Behan, Kathleen (1889–1984), republican, was born 18/19 September 1889 at 49 Capel St., Dublin, fifth child and youngest daughter among three daughters and four sons of John Kearney (1854–97), pork butcher and grocer, from Rosybrook, Co. Louth, and Kathleen Kearney (née McGuinness) (1860–1907), from Rathmaiden, Slane, Co. Meath. Both parents were from prosperous farming backgrounds. With capital from the family lands, her father entered business on Lower Dorset St., Dublin, where he owned a grocery, pub, and row of houses. His trade steadily declining owing to negligence and eccentricity – he took to daily attendance in the public galleries of the law courts, absorbed by the minutiae of proceedings – by Kathleen's birth he had moved to a more modest enterprise on Dolphin's Barn Lane. After his death in 1897, Kathleen and her sisters were placed by their mother in the Goldenbridge orphanage, Inchicore, where she became an avid reader (1898–1904); thereafter, she rejoined the family in a one-room tenement flat on Gloucester St.
Through her eldest sibling, Peadar Kearney (qv) – an ardent republican who composed the lyrics of ‘The soldier's song’ (‘Amhrán na bhfiann’, the Irish national anthem) – she met Jack Furlong, a printer's compositor and member of the Irish Volunteers, whom she married (1916). Active in Cumann na mBan, during the Easter 1916 rising she served as courier to the GPO and other outposts, while Furlong fought in the Jacob's factory garrison. They had two sons, Roger Casement (‘Rory’) Furlong (1917–87) and Sean Furlong, born March 1919, six months after her husband's death in the influenza epidemic. Kathleen worked briefly as a housekeeper for Maud Gonne MacBride (qv) on St Stephen's Green, where she met William Butler Yeats (qv) and Sarah Purser (qv); the latter painted a study of her (‘The sad girl’, now in the NGI). A clerk with Dublin corporation (1918–22), she was also caretaker in the Harcourt St. premises of the White Cross republican aid association.
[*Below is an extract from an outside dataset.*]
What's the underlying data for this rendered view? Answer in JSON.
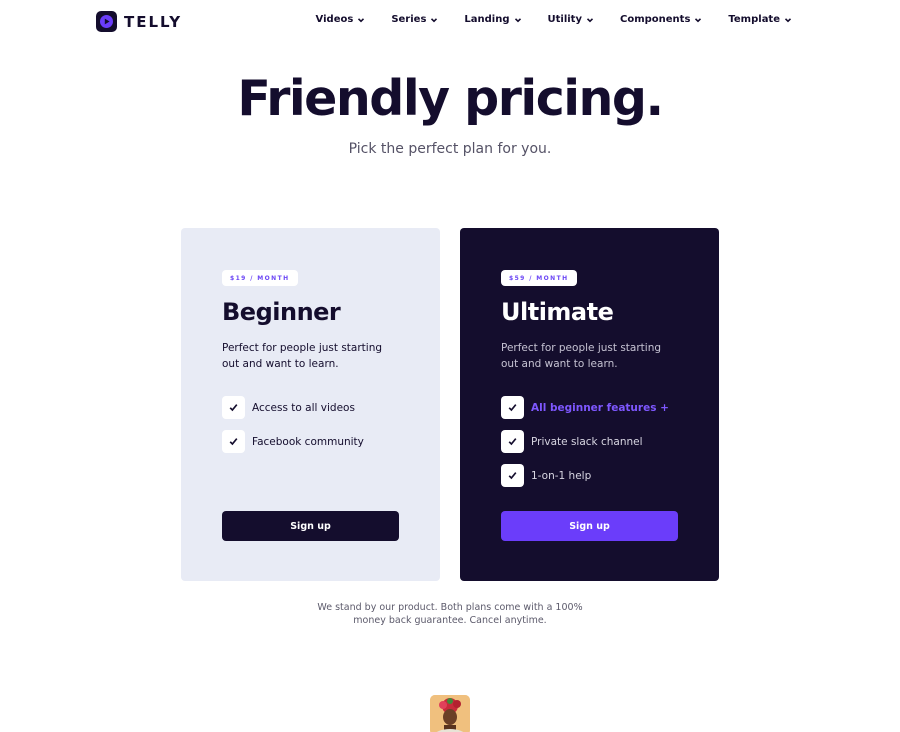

She married secondly (1922) Stephen Behan (1891–1967), foreman housepainter, trade unionist, and republican. Their four sons and one daughter included Brendan (qv) – born during Stephen's two years' imprisonment during the civil war – Seamus (b. 1925), Brian (qv), Dominic (qv), and Carmel (b. 1932). The family initially resided rent-free in a one-room basement flat at 14 Russell St. in the north city centre, one of three slum tenements owned by Stephen's mother. Called ‘Lady Behan’ by her neighbours because she disdained to sit for hours on the steps gossiping, in later years Kathleen lauded the residents' camaraderie and communal mutual aid.
After her mother-in-law's death (1936), the family moved to a newly constructed council estate at 70 Kildare Road, Crumlin, an environment they soon resented for its sterile bleakness, lack of community cohesiveness, and distance from work and schools. Though often living in extreme poverty – especially during periods of unemployment, and during the nine-months' building strike of 1936, in which Stephen was prominent – the Behan household in both locations was a lively centre of music, books, conversation, and politics. The political radicalism of the Behan sons – Brendan gravitated to the IRA, Brian and Dominic to trade-union militancy – derived from Kathleen's republican socialism and Stephen's labour activism and anti-clericalism. A meeting place for radicals of all stripes, their Crumlin home was dubbed ‘the Kremlin’ by neighbours, and a ‘madhouse’ by the oft-beleaguered Stephen. Vivacious and strong-minded, with a self-confidence rare in working-class women of her generation, Kathleen despised prejudice and cruelty, and showered her children with love and acceptance. Branded a ‘red’ for her outspoken anti-Franco, pro-Stalin sympathies, during the Emergency (1939–45) she fought a one-woman battle against local shopkeepers who ignored price controls.
From the 1950s she shared in the international celebrity of her writer sons, Dominic and, especially, Brendan. She travelled to London productions of their plays, cavorted with prominent personalities of their acquaintance, and appeared on Irish and British television, charming audiences with her energy and wit, irreverent iconoclasm, and vast store of anecdote and song. Badly injured when knocked down by a motorcycle (on the day before her husband's death in 1967), she entered the Sacred Heart Residence of the Little Sisters of the Poor, Sybil Hill, Raheny, in 1970. She recorded an album of song and ballad, ‘When all the world was young’ (1981). Her taped reminiscences were composed by her son Brian into an ‘autobiography’, Mother of all the Behans (1984); a one-woman stage adaptation by Peter Sheridan, starring Rosaleen Linehan, won acclaim in Ireland, Britain, and North America. She died, aged 94, on 26 April 1984 in the Raheny nursing home, and was buried in Dean's Grange cemetery.